And yet how we answer them affects many aspects of our lives, none more so than how we interact with women.  This is because all of these answers affect the core confidence we need that in order to pursue, attract, and eventually love a woman.

These questions have to do with three areas of our life – our self image, our shame, and our sexual prowess.  I’ve written a lot about our self image, and I wrote this week about our shame.  Today I want to talk about the third question.  So buckle up men.

The issue of having confidence sexually is gigantic in how we feel about ourselves as men and therefore how we interact with women.
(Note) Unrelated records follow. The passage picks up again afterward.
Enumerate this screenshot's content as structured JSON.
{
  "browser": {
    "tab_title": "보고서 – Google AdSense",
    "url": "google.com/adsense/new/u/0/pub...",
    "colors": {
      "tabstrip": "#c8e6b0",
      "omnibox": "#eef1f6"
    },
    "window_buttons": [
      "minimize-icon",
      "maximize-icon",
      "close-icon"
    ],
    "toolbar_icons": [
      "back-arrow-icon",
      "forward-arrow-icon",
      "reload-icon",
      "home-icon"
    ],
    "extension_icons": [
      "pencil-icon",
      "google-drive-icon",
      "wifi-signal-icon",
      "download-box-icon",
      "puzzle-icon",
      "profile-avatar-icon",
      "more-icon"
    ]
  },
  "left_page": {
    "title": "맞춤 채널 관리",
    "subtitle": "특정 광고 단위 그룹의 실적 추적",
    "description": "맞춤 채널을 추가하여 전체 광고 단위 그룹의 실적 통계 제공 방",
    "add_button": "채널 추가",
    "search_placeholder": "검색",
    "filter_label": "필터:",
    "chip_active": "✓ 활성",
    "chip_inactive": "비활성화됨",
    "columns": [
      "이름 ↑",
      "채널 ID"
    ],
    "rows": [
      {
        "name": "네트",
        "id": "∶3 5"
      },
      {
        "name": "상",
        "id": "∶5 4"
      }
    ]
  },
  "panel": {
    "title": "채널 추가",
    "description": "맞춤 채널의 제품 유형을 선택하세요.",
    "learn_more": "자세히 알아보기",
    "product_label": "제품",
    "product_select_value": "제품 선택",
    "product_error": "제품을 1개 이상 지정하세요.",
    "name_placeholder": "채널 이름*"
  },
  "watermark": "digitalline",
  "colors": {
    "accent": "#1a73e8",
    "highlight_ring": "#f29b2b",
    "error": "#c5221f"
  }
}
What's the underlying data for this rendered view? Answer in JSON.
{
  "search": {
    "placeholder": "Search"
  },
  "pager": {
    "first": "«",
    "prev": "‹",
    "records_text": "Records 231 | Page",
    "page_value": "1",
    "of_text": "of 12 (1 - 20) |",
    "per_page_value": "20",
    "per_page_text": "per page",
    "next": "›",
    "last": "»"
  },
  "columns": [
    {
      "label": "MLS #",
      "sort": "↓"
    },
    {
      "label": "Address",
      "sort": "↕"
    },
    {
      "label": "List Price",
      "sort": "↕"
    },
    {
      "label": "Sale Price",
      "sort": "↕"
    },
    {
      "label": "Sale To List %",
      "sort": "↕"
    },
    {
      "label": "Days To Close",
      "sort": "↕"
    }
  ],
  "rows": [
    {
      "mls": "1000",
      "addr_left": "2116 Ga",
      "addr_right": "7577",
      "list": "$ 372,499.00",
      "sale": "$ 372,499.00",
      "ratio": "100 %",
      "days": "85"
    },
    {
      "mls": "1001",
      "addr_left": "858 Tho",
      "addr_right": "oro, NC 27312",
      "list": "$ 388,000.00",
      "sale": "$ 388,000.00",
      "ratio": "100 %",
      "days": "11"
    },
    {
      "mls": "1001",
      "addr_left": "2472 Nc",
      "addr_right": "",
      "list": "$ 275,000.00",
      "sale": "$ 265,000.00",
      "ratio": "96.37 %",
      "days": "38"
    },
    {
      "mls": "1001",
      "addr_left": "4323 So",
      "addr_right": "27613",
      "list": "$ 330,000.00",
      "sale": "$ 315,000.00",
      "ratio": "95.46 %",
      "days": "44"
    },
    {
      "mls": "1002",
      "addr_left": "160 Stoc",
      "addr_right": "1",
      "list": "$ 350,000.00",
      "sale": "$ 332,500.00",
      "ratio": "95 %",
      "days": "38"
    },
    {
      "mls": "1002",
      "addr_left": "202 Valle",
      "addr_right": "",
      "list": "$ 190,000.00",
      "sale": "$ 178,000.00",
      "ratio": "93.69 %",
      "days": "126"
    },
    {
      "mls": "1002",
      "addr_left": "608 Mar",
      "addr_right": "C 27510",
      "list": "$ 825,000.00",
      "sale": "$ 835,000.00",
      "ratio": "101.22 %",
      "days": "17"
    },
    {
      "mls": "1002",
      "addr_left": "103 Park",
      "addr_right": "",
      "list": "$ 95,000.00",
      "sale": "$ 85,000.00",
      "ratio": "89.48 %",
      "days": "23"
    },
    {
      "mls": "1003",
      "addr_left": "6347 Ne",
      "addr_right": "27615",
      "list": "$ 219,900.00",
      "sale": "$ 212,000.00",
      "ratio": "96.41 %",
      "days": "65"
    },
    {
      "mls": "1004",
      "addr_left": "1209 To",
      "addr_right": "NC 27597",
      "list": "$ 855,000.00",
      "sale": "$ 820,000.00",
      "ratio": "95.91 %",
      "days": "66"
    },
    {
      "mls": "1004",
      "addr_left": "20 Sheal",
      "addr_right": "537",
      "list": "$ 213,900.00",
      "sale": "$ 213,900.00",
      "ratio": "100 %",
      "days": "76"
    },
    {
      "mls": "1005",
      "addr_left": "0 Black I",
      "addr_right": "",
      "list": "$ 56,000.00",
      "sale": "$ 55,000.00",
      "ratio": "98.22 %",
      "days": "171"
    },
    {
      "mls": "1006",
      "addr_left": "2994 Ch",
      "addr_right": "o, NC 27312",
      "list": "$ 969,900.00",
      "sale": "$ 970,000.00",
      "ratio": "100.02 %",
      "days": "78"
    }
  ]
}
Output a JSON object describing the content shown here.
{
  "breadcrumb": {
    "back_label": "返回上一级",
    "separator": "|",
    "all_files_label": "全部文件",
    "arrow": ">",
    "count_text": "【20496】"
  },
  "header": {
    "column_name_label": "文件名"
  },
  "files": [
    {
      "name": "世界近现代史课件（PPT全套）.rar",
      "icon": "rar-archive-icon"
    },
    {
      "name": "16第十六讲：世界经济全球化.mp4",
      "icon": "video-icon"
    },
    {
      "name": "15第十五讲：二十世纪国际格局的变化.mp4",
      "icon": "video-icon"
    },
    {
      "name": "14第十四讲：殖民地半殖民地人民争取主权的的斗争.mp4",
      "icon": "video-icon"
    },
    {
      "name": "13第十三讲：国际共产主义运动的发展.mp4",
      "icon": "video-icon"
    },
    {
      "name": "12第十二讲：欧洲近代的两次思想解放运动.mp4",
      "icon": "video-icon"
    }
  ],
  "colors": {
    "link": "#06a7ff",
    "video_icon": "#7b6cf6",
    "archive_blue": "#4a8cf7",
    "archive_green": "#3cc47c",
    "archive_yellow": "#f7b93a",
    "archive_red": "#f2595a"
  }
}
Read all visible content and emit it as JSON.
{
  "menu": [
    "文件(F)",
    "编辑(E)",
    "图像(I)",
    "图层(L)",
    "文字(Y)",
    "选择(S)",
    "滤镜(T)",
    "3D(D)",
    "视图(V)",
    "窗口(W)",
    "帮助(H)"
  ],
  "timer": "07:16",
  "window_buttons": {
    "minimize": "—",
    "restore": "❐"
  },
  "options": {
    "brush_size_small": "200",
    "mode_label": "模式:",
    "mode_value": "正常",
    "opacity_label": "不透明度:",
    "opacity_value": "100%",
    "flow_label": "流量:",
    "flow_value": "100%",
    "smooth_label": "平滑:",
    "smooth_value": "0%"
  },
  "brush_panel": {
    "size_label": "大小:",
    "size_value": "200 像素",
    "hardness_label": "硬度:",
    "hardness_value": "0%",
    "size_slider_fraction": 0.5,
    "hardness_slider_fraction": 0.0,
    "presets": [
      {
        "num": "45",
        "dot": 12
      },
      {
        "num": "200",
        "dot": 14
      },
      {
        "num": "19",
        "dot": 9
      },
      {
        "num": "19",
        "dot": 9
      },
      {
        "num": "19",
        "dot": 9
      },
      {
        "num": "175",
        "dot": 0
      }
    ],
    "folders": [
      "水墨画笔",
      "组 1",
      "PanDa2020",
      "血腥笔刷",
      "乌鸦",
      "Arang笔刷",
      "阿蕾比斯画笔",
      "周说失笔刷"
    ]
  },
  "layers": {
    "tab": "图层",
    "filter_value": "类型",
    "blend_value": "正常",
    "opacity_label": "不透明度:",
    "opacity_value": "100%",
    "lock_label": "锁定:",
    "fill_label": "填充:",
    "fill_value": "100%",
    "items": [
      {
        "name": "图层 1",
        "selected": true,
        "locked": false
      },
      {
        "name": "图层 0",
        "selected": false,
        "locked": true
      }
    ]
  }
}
First, let’s just admit that this is true.  Men are about performance.  This is why everywhere you turn you see sexual enhancement drugs, workouts, and techniques.  A man’s greatest fear is failure.  As Eldrege says, every man is asking, “Do I have what it takes?”  No where is this more true, or more scary and vulnerable, than sex.  Nowhere!

Every guy is asking the question do I have what it takes to be good sexually with a woman. In simple terms – “Am I Good In Bed?”  Every Guy.  Our answers are all jacked up.

Most of us began to have the question answered when we were very young.  There are so many factors.  Do you have a father that even broaches the subject?  What happens in the boys restroom in elementary school?  What are you comparing yourself to?  The guy next to you?  The guy who developed before you?  The guy in the porn video? (Average age a male sees internet porn for the first time is now 11).  It can also be affected by our view of sex, abuse, being emasculated by peers or parents or both.

Sometimes the answer is that we are “small” and that we don’t have what it takes.  Often we get no answer at all.  Almost never do we get a positive answer in the right way.

So we of course go and try to answer it.  We might dominate women or become extremely sexual to prove our prowess.  This is the guy who lives for sex and is always out to, “get some”.  We might seek to control the answer by fantasizing or looking at porn.  But this usually just brings about shame, and can undermine the question once again.

And in the Christian culture, for the most part, we are told to bury it, kill it, or starve it.  In fact, we are told basically, “Don’t look, don’t touch, don’t explore, but don’t worry you’ll magically know what to do when you get married.”  It’s like there is supposed to be a Christian switch when it comes to sexual prowess.  Don’t have any, and then man up and have it.  Really?!

It seems to me that most Christian guys end up in one of two camps.  Be a Christian but have sex anyway which leads to the obvious problems.  Or, we go without touch, without intimacy and therefore end up freaking out when we get to it. Sex becomes this taboo thing. We end up having fear and passivity around women, especially a woman we are really attracted to.  We don’t know what to do, partly because we aren’t sure we could do it – as in literally “do it”.

We live in a culture in which the average guy gets married at  28-29 years old.  What that means is that in the Church we are asking a guy to go about 15 years of his life (during the most crucial time when he is answering all of his life’s questions – including this one – for the first time) to not have sex.  My contention is this:  We can ask him to not have sex, but we CAN NOT ask him to not have an answer to this question.  Because he WILL answer it.

While this affects how we interact with women, its much bigger than that.  This answer affects how I do other things in my life.  It affects how I relate to other men, how I relate to my own body and self image and even how I interact at work and play.  This question matters.  I would submit that even if I’m called to celibacy in the kingdom, I’d still better have an answer to this question. It’s crucial no matter what.

In my next post I’m going to take a stab at what I think the Christian community can do to help guys answer it.  But before we can get help, we need to check what our answer is to the question right now.

Do you have what it takes to be good sexually with a woman?  Where does that answer come from? How have you tried to answer it?